This kind of intersectionality is really important to me to write about. I feel like the publishing world hasn’t always been kind to multiple marginalized experiences—they really like it when you’re only one kind of minority, because there’s a sales/marketing box for that. It’s hard to publish as a multiple-minority author, especially when you’re wanting to write about those lived experiences. There’s a fear—which is somewhat valid—that diaspora communities might not be welcoming to queer stories, and that mainstream queer culture might not be seeking out racialized stories. But in my experience—and I think publishing and Hollywood is starting to catch on to this fact—having multiple identities in one story actually doubles or triples your potential audience. So not only are these stories important, they also have the opportunity to cut across communities and reach farther than conservative corporate estimates.
Aside from being a writer, what are some things you would want others to know about you?
I’m also a professor of creative writing (I teach currently at the University of Toronto Scarborough). I brew beer. I’m into bespoke gift wrapping. I love geeking out about Sailor Moon, Avatar the Last Airbender, The Legend of Korra, BBC’s Merlin, and Warehouse 13.
What’s a question you haven’t been asked yet, but wish you were asked (as well as the answer to that question)?
No one has asked me any in depth questions about fanfiction, or how that has impacted my original writing. I think starting out writing mainly fanfiction as a teenager shaped my later writing in that it taught me the importance of creating memorable characters and worlds. The reason why we are drawn to write fanfic is usually because we find the worldbuilding compelling, and/or the characters compelling. Often it’s both. I try to apply that wisdom to my own writing. My own personal goalpost for “making it” is to write something that inspires someone to create fanfiction or fanart with my world and/or characters.
What advice would you have to give to other aspiring writers?

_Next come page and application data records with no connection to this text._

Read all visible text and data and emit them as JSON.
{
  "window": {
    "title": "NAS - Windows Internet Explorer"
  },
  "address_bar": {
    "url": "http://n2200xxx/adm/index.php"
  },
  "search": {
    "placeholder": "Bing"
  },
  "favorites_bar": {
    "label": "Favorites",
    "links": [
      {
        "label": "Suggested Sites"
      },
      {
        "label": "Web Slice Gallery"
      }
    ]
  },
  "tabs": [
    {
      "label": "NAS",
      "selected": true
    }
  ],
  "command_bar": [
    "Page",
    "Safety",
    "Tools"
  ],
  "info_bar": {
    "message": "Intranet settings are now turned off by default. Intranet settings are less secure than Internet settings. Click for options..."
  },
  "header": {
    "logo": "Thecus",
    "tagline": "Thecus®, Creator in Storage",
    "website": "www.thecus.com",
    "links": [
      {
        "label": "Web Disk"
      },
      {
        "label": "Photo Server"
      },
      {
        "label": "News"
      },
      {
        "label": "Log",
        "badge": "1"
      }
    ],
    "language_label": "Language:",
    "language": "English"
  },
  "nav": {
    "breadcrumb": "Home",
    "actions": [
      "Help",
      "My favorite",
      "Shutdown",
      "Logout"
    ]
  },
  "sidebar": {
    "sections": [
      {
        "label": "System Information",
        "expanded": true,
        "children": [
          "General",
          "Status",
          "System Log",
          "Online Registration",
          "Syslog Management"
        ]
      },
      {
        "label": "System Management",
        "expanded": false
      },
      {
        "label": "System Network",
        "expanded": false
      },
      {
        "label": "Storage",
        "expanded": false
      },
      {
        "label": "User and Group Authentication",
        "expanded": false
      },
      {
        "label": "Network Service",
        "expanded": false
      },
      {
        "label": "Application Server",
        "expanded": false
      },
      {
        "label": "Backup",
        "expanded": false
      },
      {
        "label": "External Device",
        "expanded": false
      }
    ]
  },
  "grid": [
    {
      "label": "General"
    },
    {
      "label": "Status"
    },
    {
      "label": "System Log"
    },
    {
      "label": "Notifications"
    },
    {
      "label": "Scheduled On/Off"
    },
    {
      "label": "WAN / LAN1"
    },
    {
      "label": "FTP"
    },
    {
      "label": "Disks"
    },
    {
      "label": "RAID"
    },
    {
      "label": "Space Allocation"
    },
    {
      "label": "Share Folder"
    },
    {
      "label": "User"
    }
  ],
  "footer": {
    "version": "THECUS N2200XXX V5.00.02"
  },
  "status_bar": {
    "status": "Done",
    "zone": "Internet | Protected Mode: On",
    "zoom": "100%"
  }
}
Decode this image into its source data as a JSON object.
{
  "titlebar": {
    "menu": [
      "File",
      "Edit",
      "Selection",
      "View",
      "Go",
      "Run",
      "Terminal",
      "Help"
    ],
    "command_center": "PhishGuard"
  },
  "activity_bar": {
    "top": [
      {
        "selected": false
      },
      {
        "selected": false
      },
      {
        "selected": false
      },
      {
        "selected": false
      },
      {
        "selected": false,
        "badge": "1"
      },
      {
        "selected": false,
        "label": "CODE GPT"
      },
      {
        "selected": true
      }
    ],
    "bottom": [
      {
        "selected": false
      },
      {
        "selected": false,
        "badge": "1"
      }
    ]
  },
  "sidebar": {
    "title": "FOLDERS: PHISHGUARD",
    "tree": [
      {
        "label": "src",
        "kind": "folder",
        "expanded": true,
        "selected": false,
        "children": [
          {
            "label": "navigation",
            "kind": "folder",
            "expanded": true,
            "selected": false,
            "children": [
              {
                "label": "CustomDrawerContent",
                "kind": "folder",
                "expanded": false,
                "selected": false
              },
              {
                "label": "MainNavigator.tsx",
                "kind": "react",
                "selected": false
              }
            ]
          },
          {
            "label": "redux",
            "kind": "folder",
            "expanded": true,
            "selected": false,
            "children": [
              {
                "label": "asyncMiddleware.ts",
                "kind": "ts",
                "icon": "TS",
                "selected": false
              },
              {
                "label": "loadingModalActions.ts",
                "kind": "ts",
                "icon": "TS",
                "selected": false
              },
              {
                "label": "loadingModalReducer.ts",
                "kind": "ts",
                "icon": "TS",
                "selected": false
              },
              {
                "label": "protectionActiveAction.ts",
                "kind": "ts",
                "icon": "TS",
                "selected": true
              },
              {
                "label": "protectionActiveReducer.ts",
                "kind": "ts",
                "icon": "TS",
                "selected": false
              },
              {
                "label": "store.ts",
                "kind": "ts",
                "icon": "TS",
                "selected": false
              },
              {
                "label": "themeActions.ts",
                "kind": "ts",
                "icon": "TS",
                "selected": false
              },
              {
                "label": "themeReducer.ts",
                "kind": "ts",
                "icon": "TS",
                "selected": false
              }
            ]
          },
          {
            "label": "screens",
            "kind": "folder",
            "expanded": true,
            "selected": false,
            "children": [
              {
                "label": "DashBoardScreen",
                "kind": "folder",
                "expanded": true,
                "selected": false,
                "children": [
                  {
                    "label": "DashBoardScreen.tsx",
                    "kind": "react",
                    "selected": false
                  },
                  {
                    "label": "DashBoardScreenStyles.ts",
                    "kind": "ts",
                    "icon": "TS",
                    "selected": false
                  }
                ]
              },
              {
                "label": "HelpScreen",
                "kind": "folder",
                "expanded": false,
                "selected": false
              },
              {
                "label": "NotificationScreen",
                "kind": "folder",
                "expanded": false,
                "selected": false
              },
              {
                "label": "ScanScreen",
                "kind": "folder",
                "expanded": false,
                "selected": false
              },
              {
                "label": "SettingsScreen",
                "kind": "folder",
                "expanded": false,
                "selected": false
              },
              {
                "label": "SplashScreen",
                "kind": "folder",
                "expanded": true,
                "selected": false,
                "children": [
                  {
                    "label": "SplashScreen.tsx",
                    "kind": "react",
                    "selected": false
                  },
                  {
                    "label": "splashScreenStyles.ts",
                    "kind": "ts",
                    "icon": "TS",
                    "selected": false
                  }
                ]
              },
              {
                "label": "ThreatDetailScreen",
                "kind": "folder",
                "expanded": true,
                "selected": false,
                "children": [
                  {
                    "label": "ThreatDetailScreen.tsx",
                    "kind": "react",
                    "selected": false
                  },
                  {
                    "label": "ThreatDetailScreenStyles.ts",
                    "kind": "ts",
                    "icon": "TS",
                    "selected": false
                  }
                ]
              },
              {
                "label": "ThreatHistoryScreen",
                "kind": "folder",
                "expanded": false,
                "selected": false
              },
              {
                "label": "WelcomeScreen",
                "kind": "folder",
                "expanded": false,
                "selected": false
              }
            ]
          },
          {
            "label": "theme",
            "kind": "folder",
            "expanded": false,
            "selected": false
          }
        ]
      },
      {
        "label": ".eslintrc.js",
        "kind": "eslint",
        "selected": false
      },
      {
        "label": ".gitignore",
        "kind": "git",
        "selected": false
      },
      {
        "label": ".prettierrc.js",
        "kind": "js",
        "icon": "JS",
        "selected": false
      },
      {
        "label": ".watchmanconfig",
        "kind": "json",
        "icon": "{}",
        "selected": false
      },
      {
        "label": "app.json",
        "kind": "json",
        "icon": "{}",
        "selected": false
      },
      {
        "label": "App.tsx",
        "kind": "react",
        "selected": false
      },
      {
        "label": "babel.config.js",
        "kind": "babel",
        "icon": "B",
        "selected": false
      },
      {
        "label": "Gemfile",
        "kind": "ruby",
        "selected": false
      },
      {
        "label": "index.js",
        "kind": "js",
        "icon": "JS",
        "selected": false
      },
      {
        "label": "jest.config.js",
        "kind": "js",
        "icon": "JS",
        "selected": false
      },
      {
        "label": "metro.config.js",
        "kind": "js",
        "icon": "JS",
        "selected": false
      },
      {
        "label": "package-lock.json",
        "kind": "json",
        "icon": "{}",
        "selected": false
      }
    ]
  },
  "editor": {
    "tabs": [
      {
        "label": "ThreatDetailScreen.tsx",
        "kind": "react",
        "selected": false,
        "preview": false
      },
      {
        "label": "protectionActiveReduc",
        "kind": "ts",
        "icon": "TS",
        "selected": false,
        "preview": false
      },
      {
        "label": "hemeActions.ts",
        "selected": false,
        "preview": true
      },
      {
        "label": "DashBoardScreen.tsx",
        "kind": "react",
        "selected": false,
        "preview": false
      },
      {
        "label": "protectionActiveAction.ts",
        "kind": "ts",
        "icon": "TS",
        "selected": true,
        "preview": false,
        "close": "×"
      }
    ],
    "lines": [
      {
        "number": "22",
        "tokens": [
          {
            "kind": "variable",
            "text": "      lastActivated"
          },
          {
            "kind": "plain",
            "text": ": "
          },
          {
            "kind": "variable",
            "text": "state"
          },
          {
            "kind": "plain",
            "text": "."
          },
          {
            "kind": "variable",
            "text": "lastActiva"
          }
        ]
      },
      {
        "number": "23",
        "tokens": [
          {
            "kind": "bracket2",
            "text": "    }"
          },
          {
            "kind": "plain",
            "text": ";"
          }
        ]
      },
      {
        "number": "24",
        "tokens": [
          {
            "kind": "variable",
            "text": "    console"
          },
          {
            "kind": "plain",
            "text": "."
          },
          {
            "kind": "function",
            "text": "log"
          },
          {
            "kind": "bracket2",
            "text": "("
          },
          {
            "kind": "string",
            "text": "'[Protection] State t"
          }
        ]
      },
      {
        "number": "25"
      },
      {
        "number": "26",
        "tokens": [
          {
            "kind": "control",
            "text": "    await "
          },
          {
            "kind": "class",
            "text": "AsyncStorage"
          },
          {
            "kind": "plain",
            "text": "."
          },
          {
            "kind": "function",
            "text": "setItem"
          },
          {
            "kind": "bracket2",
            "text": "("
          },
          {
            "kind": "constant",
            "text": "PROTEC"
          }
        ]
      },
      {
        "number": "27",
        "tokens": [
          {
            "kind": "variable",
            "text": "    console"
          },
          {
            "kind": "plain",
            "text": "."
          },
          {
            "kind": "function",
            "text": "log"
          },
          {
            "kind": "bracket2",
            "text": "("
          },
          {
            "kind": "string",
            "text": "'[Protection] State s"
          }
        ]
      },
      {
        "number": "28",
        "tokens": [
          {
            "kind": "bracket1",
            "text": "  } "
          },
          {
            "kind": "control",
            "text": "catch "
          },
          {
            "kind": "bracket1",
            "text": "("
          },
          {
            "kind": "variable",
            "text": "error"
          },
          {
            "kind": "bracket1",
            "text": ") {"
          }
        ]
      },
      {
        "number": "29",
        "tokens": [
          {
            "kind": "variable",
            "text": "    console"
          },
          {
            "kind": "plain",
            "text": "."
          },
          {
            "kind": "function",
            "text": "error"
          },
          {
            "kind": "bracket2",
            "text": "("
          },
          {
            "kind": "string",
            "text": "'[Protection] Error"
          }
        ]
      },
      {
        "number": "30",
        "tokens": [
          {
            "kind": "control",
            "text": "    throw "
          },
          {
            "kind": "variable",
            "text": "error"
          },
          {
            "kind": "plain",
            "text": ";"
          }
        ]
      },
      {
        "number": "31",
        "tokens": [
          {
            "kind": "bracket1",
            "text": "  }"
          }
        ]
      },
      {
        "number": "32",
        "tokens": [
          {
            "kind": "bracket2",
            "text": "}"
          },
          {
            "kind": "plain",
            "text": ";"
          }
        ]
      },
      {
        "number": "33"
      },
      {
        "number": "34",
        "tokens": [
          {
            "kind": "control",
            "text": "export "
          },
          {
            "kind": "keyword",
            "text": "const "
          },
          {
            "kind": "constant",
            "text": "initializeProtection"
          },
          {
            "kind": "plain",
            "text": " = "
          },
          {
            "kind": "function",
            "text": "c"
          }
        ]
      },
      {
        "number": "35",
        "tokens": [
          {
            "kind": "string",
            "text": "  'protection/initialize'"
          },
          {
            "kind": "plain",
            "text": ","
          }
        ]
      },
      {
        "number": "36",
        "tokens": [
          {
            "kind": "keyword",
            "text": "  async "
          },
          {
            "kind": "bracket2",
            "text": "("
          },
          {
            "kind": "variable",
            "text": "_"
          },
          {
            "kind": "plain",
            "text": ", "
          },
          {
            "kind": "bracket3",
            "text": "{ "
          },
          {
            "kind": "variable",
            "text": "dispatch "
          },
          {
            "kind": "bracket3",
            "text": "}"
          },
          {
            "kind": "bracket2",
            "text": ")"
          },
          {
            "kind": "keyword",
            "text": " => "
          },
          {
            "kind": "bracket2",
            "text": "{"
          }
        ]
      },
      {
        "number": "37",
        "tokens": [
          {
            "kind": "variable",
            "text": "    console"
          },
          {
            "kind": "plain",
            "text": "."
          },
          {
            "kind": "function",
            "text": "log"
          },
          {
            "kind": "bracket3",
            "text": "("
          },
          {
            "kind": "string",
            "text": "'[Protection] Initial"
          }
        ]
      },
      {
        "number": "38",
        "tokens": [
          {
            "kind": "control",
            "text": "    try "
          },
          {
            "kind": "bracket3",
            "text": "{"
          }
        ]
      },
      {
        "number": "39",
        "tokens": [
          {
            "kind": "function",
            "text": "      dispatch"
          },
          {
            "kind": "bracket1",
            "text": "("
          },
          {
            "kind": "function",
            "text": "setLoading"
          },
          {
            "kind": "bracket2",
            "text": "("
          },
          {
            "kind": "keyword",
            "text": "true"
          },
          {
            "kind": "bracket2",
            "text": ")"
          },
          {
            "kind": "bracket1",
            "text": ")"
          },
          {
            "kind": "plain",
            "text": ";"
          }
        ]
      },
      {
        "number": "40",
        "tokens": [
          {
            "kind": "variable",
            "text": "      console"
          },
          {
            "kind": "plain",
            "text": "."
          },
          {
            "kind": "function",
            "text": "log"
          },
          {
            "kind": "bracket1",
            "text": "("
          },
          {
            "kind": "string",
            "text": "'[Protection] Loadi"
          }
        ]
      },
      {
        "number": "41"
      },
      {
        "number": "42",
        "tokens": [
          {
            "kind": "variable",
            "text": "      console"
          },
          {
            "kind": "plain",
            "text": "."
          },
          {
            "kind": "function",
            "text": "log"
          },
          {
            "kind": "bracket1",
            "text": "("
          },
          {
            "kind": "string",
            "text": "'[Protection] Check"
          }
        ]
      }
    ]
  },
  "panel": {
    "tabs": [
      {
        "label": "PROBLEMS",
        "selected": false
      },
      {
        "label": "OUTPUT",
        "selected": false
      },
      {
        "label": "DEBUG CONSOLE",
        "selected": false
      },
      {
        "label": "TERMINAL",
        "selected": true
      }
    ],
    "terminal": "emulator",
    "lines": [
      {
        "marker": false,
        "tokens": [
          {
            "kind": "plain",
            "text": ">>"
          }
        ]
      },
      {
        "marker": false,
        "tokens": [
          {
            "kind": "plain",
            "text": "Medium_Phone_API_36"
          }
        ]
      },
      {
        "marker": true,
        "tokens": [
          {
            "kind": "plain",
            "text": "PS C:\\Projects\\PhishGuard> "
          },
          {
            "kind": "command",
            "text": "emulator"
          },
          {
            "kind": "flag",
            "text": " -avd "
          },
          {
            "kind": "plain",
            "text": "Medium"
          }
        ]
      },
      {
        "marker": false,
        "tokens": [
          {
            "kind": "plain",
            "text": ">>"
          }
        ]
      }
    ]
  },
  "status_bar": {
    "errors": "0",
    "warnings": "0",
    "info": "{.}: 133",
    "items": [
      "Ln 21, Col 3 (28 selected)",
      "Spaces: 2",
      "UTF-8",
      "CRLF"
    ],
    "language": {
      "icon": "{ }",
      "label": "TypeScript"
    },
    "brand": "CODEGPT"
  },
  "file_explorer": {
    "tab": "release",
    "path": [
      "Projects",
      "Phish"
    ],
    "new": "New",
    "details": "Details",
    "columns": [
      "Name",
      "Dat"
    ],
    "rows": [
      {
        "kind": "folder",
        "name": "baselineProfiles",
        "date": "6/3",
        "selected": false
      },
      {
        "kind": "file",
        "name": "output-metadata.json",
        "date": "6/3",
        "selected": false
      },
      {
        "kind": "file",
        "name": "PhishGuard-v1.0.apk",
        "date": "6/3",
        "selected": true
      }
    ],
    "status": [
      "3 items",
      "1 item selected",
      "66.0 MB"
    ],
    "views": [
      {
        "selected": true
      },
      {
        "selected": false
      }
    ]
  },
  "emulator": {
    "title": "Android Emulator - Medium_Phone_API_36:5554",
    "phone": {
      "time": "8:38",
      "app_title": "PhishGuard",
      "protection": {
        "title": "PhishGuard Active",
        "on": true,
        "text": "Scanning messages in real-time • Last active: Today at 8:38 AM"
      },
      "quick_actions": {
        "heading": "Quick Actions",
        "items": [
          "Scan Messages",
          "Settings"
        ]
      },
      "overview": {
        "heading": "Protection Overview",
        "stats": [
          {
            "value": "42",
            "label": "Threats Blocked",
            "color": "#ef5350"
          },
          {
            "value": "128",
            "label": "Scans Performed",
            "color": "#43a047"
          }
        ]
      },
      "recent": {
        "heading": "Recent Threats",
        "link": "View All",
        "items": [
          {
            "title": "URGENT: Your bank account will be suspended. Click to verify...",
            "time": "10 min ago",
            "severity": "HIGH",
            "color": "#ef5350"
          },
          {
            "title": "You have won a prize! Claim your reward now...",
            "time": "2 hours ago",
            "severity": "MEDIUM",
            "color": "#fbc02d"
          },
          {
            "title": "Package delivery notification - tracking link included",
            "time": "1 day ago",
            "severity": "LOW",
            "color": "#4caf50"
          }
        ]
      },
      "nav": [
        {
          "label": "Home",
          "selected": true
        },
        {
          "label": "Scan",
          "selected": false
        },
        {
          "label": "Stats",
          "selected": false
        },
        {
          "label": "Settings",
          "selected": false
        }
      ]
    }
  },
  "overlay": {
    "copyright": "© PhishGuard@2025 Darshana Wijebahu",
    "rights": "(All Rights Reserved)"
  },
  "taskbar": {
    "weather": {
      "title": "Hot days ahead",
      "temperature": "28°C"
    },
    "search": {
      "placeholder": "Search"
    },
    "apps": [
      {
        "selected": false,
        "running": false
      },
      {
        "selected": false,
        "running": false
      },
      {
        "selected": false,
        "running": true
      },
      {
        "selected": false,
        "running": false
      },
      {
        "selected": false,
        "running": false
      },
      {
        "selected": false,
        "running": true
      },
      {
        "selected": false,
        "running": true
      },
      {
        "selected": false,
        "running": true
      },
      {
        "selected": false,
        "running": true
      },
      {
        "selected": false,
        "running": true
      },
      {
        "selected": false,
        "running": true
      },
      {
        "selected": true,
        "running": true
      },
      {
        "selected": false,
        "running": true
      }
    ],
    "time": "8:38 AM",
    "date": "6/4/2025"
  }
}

The three best things you can do for yourself are: learn to take criticism and rejection well; meet your deadlines; and be patient. Writing is a long, slow relationship with creativity, and the publishing industry is even slower. The stories you’re seeing on the shelves or screens took years to write and years to publish. There is no immediate reward in this career, except for your own satisfaction at making a good story. But at the same time, if you love writing, pursue it. You don’t want to regret the life not lived.
Are there other projects you are currently working on and at liberty to discuss?
Yes! I have two graphic novels coming out: Shakti, a middle-grade fantasy about witches, forthcoming 2023; and Tall Water, a YA graphic novel about the 2004 tsunami set in Sri Lanka, forthcoming 2024.
Finally, what LGBTQ+ books/authors would you commend to the readers of Geeks OUT?
Oh there are so many! But my go-to authors are Gloria Anzaldúa, James Baldwin, Jeanette Winterson, Audre Lorde, Eli Claire, Shyam Selvadurai, and Alison Bechdel.